- “Richard Dawkins and Sam Harris, along with their pop-culture sock puppet Bill Maher …. Their ahistorical or anti-historical depiction of religion is every bit as stupid as Ken Ham’s.” – This is a mind-bogglingly stupid statement, at least in the case of the specific authors named, and requires some kind of evidence even in Maher’s case. It’s almost like he’s purposely making things up just to rile the reader.
- “So on one hand we have atheists whose views would have seemed old-hat under Queen Victoria but who see themselves as representing the apex of progressive modern thought” – Yet again, this is just unsupported fluff. Even if the first claim is correct, the second part is clearly unfair. More importantly, it’s purposely intended to set ‘the author’ above and apart from ‘those stupid, derivative new atheists who think they’re so smart’ and to invite the reader to join him in feeling that way.
- “the liberal intelligentsia compulsively exaggerates the danger posed by the likes of Ken Ham or Pat Robertson, who are deemed to be plotting the theocratic overthrow of the republic” – Seriously? What kind of idiot really believes this? Name one ‘liberal intelligentsian’ (outside of a random internet catfight; I’m talking about established writers/thinkers) who has documentedly espoused the belief that Pat Robertson, Ken Ham, or any of their media-drenched-and-getting-rich-off-the-system ilk, for that matter, are plotting a theocratic overthrow. I’m not even remotely a liberal, and I call bullshit on this one! This particular straw-man is ridiculously overstuffed…
This is only one example of this type of discourse. You see them about the anti-GMO debate (“Those protestors are kinda nuts, but the people who support GMOs are just as bad!”); the climate change debate (climate change activists are like a fundamentalist religion, but the deniers are even worse!”); The gun-control debate (Clearly, the anti-gun activists are hysterical, and don’t have their facts right, but the people on the other side are juvenile knuckle-draggers with sexual performance complexes who need their guns as compensation!”); and any number of others.

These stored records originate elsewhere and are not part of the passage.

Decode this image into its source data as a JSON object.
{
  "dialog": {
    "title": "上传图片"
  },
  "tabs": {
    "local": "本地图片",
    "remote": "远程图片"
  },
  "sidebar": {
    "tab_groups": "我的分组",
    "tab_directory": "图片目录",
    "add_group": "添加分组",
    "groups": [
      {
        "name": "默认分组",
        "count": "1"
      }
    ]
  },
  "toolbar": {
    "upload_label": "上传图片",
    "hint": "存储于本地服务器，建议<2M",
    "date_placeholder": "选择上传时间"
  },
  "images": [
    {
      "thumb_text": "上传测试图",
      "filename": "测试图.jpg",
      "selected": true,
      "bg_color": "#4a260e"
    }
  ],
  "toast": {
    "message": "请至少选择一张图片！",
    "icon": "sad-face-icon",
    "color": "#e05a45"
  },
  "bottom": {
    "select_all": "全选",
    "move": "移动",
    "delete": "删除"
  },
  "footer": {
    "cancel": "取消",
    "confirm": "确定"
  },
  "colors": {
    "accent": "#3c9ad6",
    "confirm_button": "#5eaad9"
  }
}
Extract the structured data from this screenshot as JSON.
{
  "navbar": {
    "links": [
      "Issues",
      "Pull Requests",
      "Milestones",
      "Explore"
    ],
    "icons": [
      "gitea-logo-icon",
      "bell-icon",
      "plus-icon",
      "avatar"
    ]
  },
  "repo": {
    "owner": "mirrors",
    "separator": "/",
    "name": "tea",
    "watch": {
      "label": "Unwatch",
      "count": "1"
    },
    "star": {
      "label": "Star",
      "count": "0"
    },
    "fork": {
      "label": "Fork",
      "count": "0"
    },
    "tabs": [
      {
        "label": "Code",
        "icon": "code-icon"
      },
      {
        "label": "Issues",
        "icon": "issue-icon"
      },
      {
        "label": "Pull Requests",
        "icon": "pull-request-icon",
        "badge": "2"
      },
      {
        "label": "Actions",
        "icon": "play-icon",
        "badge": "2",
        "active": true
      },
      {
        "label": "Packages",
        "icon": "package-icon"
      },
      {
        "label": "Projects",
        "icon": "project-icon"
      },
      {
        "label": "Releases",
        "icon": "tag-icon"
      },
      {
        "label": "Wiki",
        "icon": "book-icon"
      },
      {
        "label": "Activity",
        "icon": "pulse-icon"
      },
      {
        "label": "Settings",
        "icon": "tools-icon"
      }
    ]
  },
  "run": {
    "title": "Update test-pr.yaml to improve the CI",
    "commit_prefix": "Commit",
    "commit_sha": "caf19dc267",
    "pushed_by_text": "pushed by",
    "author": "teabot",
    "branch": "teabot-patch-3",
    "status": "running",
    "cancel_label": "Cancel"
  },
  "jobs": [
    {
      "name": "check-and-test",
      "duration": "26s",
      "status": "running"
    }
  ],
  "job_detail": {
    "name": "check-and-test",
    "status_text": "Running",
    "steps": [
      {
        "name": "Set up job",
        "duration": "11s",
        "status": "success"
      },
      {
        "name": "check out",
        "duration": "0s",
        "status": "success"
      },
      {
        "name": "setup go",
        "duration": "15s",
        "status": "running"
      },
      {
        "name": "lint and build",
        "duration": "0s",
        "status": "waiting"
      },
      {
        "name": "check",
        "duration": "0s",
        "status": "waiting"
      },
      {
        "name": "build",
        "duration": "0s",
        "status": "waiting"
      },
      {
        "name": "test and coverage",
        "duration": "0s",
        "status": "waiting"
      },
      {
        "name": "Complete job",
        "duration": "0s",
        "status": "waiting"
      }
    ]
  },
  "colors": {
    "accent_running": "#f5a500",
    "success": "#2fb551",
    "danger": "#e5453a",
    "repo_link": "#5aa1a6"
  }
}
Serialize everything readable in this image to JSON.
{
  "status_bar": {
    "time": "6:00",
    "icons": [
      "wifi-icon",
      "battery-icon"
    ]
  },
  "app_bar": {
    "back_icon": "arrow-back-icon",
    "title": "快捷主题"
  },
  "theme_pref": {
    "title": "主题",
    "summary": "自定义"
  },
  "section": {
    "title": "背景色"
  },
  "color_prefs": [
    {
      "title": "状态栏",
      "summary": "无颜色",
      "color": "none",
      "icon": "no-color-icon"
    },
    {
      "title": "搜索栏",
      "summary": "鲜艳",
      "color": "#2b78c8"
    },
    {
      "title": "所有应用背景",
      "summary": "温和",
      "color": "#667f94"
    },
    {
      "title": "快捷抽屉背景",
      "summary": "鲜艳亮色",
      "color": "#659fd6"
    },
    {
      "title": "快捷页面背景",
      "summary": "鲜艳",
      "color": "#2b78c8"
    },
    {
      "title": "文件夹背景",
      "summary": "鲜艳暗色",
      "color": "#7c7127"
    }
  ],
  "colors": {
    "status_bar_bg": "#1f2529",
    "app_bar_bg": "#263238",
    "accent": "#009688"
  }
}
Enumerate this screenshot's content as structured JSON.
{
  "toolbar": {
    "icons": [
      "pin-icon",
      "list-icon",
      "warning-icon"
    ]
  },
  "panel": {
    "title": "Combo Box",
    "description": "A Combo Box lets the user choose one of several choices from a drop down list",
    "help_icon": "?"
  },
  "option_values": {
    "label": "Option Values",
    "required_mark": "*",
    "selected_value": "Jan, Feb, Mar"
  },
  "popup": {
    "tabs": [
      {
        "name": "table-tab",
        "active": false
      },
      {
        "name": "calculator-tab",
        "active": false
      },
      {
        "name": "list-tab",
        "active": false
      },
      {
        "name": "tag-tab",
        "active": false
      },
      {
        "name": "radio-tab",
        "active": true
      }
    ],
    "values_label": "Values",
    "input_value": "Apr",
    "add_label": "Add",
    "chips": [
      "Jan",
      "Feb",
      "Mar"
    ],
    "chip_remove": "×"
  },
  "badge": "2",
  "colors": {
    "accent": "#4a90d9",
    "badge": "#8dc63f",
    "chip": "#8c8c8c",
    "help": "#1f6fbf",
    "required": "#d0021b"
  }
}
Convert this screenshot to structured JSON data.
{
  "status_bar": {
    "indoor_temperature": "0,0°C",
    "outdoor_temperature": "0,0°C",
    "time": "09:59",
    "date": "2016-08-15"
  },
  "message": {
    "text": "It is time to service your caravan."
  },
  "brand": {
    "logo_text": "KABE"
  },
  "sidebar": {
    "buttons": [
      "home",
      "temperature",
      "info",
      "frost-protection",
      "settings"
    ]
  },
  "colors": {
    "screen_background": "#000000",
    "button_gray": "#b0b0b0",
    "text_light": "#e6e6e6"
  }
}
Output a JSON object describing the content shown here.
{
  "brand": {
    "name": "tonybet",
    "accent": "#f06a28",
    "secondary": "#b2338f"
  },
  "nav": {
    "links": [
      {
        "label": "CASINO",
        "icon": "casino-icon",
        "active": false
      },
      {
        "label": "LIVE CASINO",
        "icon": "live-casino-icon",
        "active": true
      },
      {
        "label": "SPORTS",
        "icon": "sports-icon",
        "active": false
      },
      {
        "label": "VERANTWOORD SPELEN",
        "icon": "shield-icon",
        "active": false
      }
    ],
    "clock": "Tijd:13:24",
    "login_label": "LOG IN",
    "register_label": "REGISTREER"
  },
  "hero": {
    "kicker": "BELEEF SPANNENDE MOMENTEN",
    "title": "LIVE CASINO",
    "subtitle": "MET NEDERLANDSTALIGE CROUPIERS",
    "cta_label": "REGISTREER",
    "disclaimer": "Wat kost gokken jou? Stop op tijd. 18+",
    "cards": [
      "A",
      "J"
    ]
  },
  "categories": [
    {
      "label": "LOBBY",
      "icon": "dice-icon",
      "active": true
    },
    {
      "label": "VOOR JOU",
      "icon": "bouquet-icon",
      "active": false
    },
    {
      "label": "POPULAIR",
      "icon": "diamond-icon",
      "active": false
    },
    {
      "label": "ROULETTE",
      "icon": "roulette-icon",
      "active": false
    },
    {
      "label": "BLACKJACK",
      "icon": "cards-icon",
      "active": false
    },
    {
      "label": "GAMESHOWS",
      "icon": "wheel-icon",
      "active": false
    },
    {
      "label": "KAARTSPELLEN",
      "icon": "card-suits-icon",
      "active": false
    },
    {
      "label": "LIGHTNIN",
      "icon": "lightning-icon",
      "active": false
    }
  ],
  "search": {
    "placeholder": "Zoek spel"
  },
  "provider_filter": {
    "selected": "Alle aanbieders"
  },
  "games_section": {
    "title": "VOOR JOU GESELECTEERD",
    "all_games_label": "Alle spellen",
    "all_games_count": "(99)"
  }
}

The new “intellectualism” seems to have gone “meta”. It’s a lazy, apathetic intellectualism, that seeks to avoid all the bother of learning the issues and understanding and informing the discourse by instead declaring oneself to be above all that muck, and attacking both sides of the debate “even-handedly”. It does so partially by recycling the arguments of each side to use against the other, but that often seems to be a half-hearted smoke-screen for the “real” attack. More importantly (or maybe “more self-importantly” would be a better word choice?) it attacks on procedural aspects of the debate, rather than facts and reason, because this “meta” level discussion is much harder to fact-check, and if you word it right, the reader might even miss the fact that you were expressing opinions rather than supported facts.
It’s rather like (and possibly the intellectual sibling of) the stereotypical ‘hipster douchebag’ memes running around the internet: “Religion? Atheism? I have a much deeper and more refined understanding of these things. You probably wouldn’t get it.”; Second Amendment? Gun-control? There are much bigger and more complex issues in play here. If you ask nicely, I’ll tell you how it really all works.”
It’s not so much that these meta-intellectuals’ arguments couldn’t have value in and of themselves, but we never see them actually backed up with any facts or logical exegesis. We have to simply trust the author that they’ve got some really obscure vantage point on the topic that allows them to utterly outclass either side of the debate, because they never present more than a vague “oh, the whole thing’s moot” kind of apathetic avoidance of telling us what that vantage-point is…
I actually hope someone starts an argument with me on this subject, because I’ll be really tickled when someone shows up to tell us how we’re both equally wrong, and metas my anti-meta discussion…